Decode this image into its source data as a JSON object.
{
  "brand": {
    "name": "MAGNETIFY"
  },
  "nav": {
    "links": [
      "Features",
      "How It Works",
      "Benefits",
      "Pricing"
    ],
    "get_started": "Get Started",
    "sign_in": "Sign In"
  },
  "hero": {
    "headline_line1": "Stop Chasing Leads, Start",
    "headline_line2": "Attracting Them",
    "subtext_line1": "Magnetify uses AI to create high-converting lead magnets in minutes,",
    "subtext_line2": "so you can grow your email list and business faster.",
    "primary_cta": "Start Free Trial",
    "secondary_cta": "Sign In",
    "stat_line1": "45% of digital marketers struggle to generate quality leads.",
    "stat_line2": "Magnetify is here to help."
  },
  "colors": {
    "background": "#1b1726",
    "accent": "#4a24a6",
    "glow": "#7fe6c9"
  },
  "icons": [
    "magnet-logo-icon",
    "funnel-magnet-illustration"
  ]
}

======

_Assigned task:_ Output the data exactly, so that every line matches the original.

_Result of the task:_
Decode this image into its source data as a JSON object.
{
  "brand": {
    "name": "MAGNETIFY"
  },
  "nav": {
    "links": [
      "Features",
      "How It Works",
      "Benefits",
      "Pricing"
    ],
    "get_started": "Get Started",
    "sign_in": "Sign In"
  },
  "hero": {
    "headline_line1": "Stop Chasing Leads, Start",
    "headline_line2": "Attracting Them",
    "subtext_line1": "Magnetify uses AI to create high-converting lead magnets in minutes,",
    "subtext_line2": "so you can grow your email list and business faster.",
    "primary_cta": "Start Free Trial",
    "secondary_cta": "Sign In",
    "stat_line1": "45% of digital marketers struggle to generate quality leads.",
    "stat_line2": "Magnetify is here to help."
  },
  "colors": {
    "background": "#1b1726",
    "accent": "#4a24a6",
    "glow": "#7fe6c9"
  },
  "icons": [
    "magnet-logo-icon",
    "funnel-magnet-illustration"
  ]
}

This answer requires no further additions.